Greener Jobs Alliance briefing coverThe Greener Jobs Alliance Congress Briefing  lists and summarizes the six motions which relate to climate change, energy, and Just Transition, including one which has proven controversial.  Motion 07,   Just transition and energy workers’ voice  was presented by GMB  (which includes workers at the Hinkley Point nuclear facility amongst its members); the motion was adopted with minor amendments.  It states that “Congress notes that ‘just transition’ is a much-used but often ambiguous term and there is no shortage of voices who believe they are qualified to say what energy workers and communities want and need”,  the motion continues with …   “Congress believes that the views of the workers affected, as expressed through these trade unions, should be paramount and central to development of all TUC policies on energy, industrial strategy and climate change, and that the TUC should develop a political and lobbying strategy led by the voices and experiences of energy unions and their members.”  “These unions” referred to in the motion are GMB,  Prospect, UNISON and Unite.

But the Greener Jobs Alliance Briefing calls for a “full spectrum” of unions in the Just Transition debates, stating: “we have a duty to express our concern that this motion limits input on TUC policy from other unions, making ‘energy unions’ views ‘paramount’. Although the proposed conference on Just Transition is long overdue, when it comes to fighting climate change, every union should have a voice: in the fire and rescue services, food manufacturer, rail transport, public services, the NHS. No less than nine unions have motions or amendments on climate change and a just transition at TUC 2018.”  The Campaign against Climate Change Trade Union group expressed similar “deep concern” in its blog, saying that the motion “carries the risk of moving backwards from last year’s progress on climate policy (2017 climate motion).”  Finally,  the Public and Commercial Services Union (PCS) labelled the motion as “divisive”, according to a  UK DeSmog blog  (Sept. 27) .  That same blog notes that the U.K. Labour Party has picked up on the TUC’s motion in its Environmental Policy statement,  Green Transformation , which states that the Labour Party will “work closely with energy unions to support energy workers and communities” through the transition to a low-carbon economy.

Trade unions in the U.K. actively engaged in climate change policy, advocating for environmental representatives

Trade Unions in the UK: Engagement with climate change is a new report, based on research conducted between September 2016 and January 2017 by the Campaign Against Climate Change Trade Union Group . The report asks:  what are the driving forces behind trade union engagement in climate change issues, and what are some of the barriers and difficulties for trade unions?  It summarizes the results of interviews with policy officers and environmental activists from the largest 15 unions in the Trades Union Congress (TUC), as well as two smaller but active unions: Transport and Salaried Staff Association (TSSA) and the Bakers, Food and Allied Workers Union (BFAWU). The report is also based on the results of systematic searches of the unions’ websites and relevant policy documents (with links to key documents).  It reveals an overview of the diversity and context of trade union climate policy, focusing on issues such as environmental representatives, energy supply, airport expansion, fracking and divestment from fossil fuels.

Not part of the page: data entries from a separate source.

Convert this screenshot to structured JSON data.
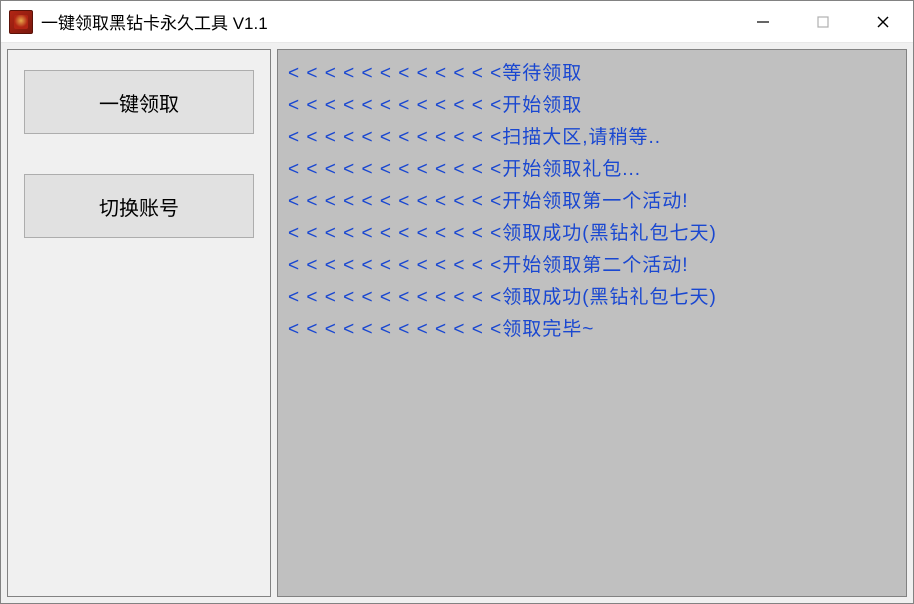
{
  "window": {
    "title": "一键领取黑钻卡永久工具 V1.1"
  },
  "buttons": {
    "claim": "一键领取",
    "switch_account": "切换账号"
  },
  "log": {
    "prefix": "< < < < < < < < < < < <",
    "lines": [
      "等待领取",
      "开始领取",
      "扫描大区,请稍等..",
      "开始领取礼包...",
      "开始领取第一个活动!",
      "领取成功(黑钻礼包七天)",
      "开始领取第二个活动!",
      "领取成功(黑钻礼包七天)",
      "领取完毕~"
    ]
  }
}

The report summarizes the positions on these issues, union by union, but for those who want even more detail, there is a supplementary inventory .

This first-ever report was released in August 2017, and since then, Unison has voted to campaign for pension fund divestment and the TUC adopted an historic motion for public ownership of energy at its September Congress.  Also at the Fringe Meeting of the September Congress, the Campaign Against Climate Change Trade Union Group presented its discussion paper  ‘Another world is possible: jobs and a safe climate‘. And most recently, the U.K. government at long last released its Clean Growth Strategy, to limited union approval.